**Records supplied:**

-- Opening Marker --

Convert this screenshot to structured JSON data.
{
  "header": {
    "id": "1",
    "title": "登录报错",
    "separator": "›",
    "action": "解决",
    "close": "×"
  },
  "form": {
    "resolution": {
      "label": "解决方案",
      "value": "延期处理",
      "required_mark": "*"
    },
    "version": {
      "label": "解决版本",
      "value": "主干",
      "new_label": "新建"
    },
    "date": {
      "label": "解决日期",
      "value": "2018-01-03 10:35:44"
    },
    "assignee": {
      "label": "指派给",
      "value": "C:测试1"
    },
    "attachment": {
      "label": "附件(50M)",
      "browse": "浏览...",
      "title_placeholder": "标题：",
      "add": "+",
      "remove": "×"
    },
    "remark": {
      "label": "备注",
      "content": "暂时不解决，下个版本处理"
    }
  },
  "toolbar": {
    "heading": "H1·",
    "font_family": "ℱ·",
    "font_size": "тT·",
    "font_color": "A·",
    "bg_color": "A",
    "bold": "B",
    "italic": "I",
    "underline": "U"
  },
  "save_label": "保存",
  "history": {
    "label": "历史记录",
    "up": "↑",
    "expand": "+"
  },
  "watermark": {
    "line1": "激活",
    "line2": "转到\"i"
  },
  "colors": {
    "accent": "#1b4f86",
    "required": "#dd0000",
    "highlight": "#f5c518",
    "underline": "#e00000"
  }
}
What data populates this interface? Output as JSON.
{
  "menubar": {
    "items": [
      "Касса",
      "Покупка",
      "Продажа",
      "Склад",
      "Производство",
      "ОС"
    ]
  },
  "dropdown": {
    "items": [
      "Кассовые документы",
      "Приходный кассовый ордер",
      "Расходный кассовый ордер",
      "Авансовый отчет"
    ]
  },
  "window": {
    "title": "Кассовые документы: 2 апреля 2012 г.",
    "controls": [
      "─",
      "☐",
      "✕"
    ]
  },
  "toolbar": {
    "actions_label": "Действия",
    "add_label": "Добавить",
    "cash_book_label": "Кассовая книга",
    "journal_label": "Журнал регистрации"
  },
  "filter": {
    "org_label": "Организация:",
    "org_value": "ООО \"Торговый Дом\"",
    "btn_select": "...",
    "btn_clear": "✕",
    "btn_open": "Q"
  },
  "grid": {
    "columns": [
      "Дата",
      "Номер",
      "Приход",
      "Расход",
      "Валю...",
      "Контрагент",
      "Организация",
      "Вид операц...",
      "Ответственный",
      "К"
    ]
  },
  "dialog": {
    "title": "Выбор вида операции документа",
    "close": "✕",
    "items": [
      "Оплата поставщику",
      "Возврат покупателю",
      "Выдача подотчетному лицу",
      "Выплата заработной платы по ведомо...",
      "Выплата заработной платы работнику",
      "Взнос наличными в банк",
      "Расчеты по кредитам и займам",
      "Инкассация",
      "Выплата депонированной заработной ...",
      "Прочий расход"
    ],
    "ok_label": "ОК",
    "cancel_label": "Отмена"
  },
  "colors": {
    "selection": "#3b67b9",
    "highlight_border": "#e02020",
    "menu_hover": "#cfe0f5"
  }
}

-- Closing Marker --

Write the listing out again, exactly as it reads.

**Written response:**
Convert this screenshot to structured JSON data.
{
  "header": {
    "id": "1",
    "title": "登录报错",
    "separator": "›",
    "action": "解决",
    "close": "×"
  },
  "form": {
    "resolution": {
      "label": "解决方案",
      "value": "延期处理",
      "required_mark": "*"
    },
    "version": {
      "label": "解决版本",
      "value": "主干",
      "new_label": "新建"
    },
    "date": {
      "label": "解决日期",
      "value": "2018-01-03 10:35:44"
    },
    "assignee": {
      "label": "指派给",
      "value": "C:测试1"
    },
    "attachment": {
      "label": "附件(50M)",
      "browse": "浏览...",
      "title_placeholder": "标题：",
      "add": "+",
      "remove": "×"
    },
    "remark": {
      "label": "备注",
      "content": "暂时不解决，下个版本处理"
    }
  },
  "toolbar": {
    "heading": "H1·",
    "font_family": "ℱ·",
    "font_size": "тT·",
    "font_color": "A·",
    "bg_color": "A",
    "bold": "B",
    "italic": "I",
    "underline": "U"
  },
  "save_label": "保存",
  "history": {
    "label": "历史记录",
    "up": "↑",
    "expand": "+"
  },
  "watermark": {
    "line1": "激活",
    "line2": "转到\"i"
  },
  "colors": {
    "accent": "#1b4f86",
    "required": "#dd0000",
    "highlight": "#f5c518",
    "underline": "#e00000"
  }
}
What data populates this interface? Output as JSON.
{
  "menubar": {
    "items": [
      "Касса",
      "Покупка",
      "Продажа",
      "Склад",
      "Производство",
      "ОС"
    ]
  },
  "dropdown": {
    "items": [
      "Кассовые документы",
      "Приходный кассовый ордер",
      "Расходный кассовый ордер",
      "Авансовый отчет"
    ]
  },
  "window": {
    "title": "Кассовые документы: 2 апреля 2012 г.",
    "controls": [
      "─",
      "☐",
      "✕"
    ]
  },
  "toolbar": {
    "actions_label": "Действия",
    "add_label": "Добавить",
    "cash_book_label": "Кассовая книга",
    "journal_label": "Журнал регистрации"
  },
  "filter": {
    "org_label": "Организация:",
    "org_value": "ООО \"Торговый Дом\"",
    "btn_select": "...",
    "btn_clear": "✕",
    "btn_open": "Q"
  },
  "grid": {
    "columns": [
      "Дата",
      "Номер",
      "Приход",
      "Расход",
      "Валю...",
      "Контрагент",
      "Организация",
      "Вид операц...",
      "Ответственный",
      "К"
    ]
  },
  "dialog": {
    "title": "Выбор вида операции документа",
    "close": "✕",
    "items": [
      "Оплата поставщику",
      "Возврат покупателю",
      "Выдача подотчетному лицу",
      "Выплата заработной платы по ведомо...",
      "Выплата заработной платы работнику",
      "Взнос наличными в банк",
      "Расчеты по кредитам и займам",
      "Инкассация",
      "Выплата депонированной заработной ...",
      "Прочий расход"
    ],
    "ok_label": "ОК",
    "cancel_label": "Отмена"
  },
  "colors": {
    "selection": "#3b67b9",
    "highlight_border": "#e02020",
    "menu_hover": "#cfe0f5"
  }
}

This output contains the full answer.